§ Exercise instructions
Copy out each line of the material below that holds the string "unread".

§ Input data
- - -
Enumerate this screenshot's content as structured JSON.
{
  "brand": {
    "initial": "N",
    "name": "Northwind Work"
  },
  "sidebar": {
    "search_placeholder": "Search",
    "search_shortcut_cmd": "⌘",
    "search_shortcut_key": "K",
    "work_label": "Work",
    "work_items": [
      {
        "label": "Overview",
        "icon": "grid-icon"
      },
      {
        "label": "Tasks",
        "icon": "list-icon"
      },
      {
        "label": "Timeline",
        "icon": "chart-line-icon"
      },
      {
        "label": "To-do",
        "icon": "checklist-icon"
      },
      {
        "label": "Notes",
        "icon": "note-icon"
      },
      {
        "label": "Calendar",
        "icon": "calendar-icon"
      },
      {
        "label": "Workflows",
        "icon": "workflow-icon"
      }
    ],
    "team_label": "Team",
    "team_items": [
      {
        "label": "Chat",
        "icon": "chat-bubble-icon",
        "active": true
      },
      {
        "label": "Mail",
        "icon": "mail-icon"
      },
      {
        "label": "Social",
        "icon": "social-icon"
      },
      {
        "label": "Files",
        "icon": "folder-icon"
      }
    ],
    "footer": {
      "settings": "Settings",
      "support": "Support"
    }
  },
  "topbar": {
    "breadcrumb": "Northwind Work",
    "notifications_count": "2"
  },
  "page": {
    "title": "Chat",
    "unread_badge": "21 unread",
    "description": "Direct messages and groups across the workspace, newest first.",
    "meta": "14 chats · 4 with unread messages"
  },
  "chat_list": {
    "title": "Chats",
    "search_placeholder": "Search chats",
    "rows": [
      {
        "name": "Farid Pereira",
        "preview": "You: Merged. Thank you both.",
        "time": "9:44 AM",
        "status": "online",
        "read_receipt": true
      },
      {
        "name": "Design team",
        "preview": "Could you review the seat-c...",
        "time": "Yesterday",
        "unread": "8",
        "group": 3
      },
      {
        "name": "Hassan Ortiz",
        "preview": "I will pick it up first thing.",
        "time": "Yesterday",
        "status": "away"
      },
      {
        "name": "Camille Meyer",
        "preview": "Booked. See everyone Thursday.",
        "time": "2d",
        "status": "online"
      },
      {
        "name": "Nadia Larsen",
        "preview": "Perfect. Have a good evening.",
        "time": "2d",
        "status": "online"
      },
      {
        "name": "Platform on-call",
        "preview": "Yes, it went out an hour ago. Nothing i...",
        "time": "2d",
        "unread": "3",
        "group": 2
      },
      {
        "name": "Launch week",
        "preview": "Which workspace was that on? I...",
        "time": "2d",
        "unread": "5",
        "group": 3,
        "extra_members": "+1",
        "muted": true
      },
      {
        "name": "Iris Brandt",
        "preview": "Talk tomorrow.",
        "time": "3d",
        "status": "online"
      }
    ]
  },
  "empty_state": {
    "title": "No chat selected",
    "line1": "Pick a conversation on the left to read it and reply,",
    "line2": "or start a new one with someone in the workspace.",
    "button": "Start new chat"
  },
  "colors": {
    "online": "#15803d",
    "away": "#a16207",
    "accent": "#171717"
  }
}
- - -
§ Written solution
    "unread_badge": "21 unread",
    "meta": "14 chats · 4 with unread messages"
        "unread": "8",
        "unread": "3",
        "unread": "5",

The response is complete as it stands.